What the task asks:
Retype each entry exactly.

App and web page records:

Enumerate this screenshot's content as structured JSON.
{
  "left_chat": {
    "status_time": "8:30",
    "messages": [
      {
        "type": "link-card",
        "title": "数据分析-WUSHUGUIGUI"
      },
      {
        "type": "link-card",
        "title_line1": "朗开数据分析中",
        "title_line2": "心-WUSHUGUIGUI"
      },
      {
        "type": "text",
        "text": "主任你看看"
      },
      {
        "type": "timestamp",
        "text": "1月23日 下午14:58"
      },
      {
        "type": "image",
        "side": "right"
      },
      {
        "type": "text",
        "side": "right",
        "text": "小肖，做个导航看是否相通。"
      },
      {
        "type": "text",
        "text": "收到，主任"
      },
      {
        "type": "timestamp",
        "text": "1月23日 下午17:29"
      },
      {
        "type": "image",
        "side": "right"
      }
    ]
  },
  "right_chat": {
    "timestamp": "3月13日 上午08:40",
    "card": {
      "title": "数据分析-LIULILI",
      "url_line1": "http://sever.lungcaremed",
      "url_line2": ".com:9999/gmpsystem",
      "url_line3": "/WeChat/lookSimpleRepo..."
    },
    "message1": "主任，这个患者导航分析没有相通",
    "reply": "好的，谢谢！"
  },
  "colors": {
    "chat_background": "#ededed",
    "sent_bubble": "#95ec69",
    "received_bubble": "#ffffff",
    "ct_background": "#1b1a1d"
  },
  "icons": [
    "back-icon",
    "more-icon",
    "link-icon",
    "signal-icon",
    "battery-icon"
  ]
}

Exercise solution:
Enumerate this screenshot's content as structured JSON.
{
  "left_chat": {
    "status_time": "8:30",
    "messages": [
      {
        "type": "link-card",
        "title": "数据分析-WUSHUGUIGUI"
      },
      {
        "type": "link-card",
        "title_line1": "朗开数据分析中",
        "title_line2": "心-WUSHUGUIGUI"
      },
      {
        "type": "text",
        "text": "主任你看看"
      },
      {
        "type": "timestamp",
        "text": "1月23日 下午14:58"
      },
      {
        "type": "image",
        "side": "right"
      },
      {
        "type": "text",
        "side": "right",
        "text": "小肖，做个导航看是否相通。"
      },
      {
        "type": "text",
        "text": "收到，主任"
      },
      {
        "type": "timestamp",
        "text": "1月23日 下午17:29"
      },
      {
        "type": "image",
        "side": "right"
      }
    ]
  },
  "right_chat": {
    "timestamp": "3月13日 上午08:40",
    "card": {
      "title": "数据分析-LIULILI",
      "url_line1": "http://sever.lungcaremed",
      "url_line2": ".com:9999/gmpsystem",
      "url_line3": "/WeChat/lookSimpleRepo..."
    },
    "message1": "主任，这个患者导航分析没有相通",
    "reply": "好的，谢谢！"
  },
  "colors": {
    "chat_background": "#ededed",
    "sent_bubble": "#95ec69",
    "received_bubble": "#ffffff",
    "ct_background": "#1b1a1d"
  },
  "icons": [
    "back-icon",
    "more-icon",
    "link-icon",
    "signal-icon",
    "battery-icon"
  ]
}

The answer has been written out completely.